Five dens were discovered in just the last three months: four in the Santa Monica Mountains and one in Simi Hills, where a total of 13 brand-new mountain lion cubs were found.
What You Need To Know
- Five dens with a total of 13 mountain lion kittens were discovered between May and August
- Four were found in the Santa Monica Mountains, while one was found in Simi Hills
- Mountain lion P-63 is believed to have fathered at least three of the litters
- The National Park Service has been studying mountain lions in the Santa Monica Mountains area since 2002

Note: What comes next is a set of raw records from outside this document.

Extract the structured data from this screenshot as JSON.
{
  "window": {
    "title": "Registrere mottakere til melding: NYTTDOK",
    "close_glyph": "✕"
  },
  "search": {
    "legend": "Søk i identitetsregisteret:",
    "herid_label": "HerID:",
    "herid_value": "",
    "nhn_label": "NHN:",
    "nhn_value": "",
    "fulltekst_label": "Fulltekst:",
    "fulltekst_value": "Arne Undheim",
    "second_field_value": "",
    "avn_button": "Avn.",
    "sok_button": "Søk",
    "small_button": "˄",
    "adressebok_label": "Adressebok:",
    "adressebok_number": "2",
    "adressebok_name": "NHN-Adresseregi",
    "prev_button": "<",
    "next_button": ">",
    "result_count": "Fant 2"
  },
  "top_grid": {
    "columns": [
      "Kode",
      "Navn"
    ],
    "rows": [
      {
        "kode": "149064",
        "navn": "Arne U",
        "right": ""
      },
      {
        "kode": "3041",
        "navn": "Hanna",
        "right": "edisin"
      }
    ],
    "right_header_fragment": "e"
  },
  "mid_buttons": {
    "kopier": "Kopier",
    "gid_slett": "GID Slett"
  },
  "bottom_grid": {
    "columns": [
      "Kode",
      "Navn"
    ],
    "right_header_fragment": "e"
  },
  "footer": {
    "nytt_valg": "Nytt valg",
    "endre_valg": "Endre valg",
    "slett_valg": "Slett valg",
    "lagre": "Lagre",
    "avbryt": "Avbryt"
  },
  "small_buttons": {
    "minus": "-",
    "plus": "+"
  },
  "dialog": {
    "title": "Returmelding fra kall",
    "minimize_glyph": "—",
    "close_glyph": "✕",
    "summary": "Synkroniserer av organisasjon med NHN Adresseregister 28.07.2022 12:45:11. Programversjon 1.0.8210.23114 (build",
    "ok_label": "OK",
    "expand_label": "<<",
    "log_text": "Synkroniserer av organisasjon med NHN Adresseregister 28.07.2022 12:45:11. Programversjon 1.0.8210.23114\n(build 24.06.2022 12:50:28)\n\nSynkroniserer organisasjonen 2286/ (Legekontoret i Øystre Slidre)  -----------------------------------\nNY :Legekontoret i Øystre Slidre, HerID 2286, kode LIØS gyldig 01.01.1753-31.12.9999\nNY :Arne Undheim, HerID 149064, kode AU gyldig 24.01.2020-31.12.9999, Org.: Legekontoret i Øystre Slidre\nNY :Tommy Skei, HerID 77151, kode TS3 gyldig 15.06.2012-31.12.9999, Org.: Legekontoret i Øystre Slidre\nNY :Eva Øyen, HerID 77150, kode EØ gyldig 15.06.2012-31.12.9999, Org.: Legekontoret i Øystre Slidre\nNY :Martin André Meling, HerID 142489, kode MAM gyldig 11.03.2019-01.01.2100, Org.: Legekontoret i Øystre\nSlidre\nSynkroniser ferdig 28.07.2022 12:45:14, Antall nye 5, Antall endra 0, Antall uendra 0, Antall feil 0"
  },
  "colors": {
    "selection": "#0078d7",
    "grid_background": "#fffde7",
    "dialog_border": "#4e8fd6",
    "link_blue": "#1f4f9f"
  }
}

Jeff Sikich, a wildlife biologist with the National Park Service, started his job in the Santa Monica Mountains National Recreation Area in 2002, the very year the service began their long term study of mountain lions.
He says it's the best job in the world, and he's clearly devoted to it. “So first thing I do when I wake up is I look at the mountain lions," he said. "No matter where I am, vacation or not. It’s super interesting to look on a map and see where they are going."
Sikich said the discovery of five litters is great news for a number of reasons. For one thing, having so many dens after the Woolsey Fire is a welcome surprise. "It was such an intense fire, it just scorched the earth," he said. "So it just eliminated habitat for most animals, at least in the near term."
Sikich also believes that at least three of the five litters were fathered by P-63, an adult male who migrated from north of the freeway to the south side of the 101. “It’s likely that he brought new genetic material in, which is definitely positive," he explained. "That’s what our population is really needing."
That's because the Santa Monica Mountains have some of the lowest genetic diversity ever recorded, a threat to their future survival in the region.
Sikich is excited to welcome the new faces, but getting to cuddle the kittens is the result of a lot of detailed work. The search for a den starts with dots and data. By tracking the GPS collars of adult lions, he starts to notice patterns. Mountain lions are solitary animals, so it's always a good sign when he spots a male and a female traveling together for a couple of days.
“I circled 90 days on my calendar from that point because that’s the gestation period for a mountain lion," said Sikich. "Once I saw that female start to exhibit denning behavior — you know, staying in one spot — then I knew, OK, there’s probably a den there.”
Finding it in-person takes a team. A few members use telemetry to keep tabs on the mom, making sure she’s out of the way — "hunting or feeding on a kill, or just taking a break from the kittens," Sikich said.
That's when other researchers hike to about 50 meters from where they think the den may be, and then one of them — usually Sikich — starts the real search.
“They den in areas that are extremely thick, real thick brush," he said, explaining that he often finds himself on the ground for hours, crawling on his hands and knees through poison oak.
The rest happens quickly and quietly. The kittens are brought to the workup site to be examined and tagged. Sikich then returns them to the den and sometimes, when it's possible, he leaves behind a covert camera so researchers can watch the kittens grow.
He says that finding so many dens in such a short amount of time is amazing. "It's good to have some, you know, good news, especially with our lions in the Santa Monica's," he said. "They face so many challenges, both natural but also human-caused."
Challenges includes rat poison, highways and encounters with territorial adult males, to name a few.
For now, Sikich will watch from afar. In a year or so, he hopes to cross paths with these cats again, capturing and collaring them before they disperse as new "dots" he can check in on every morning.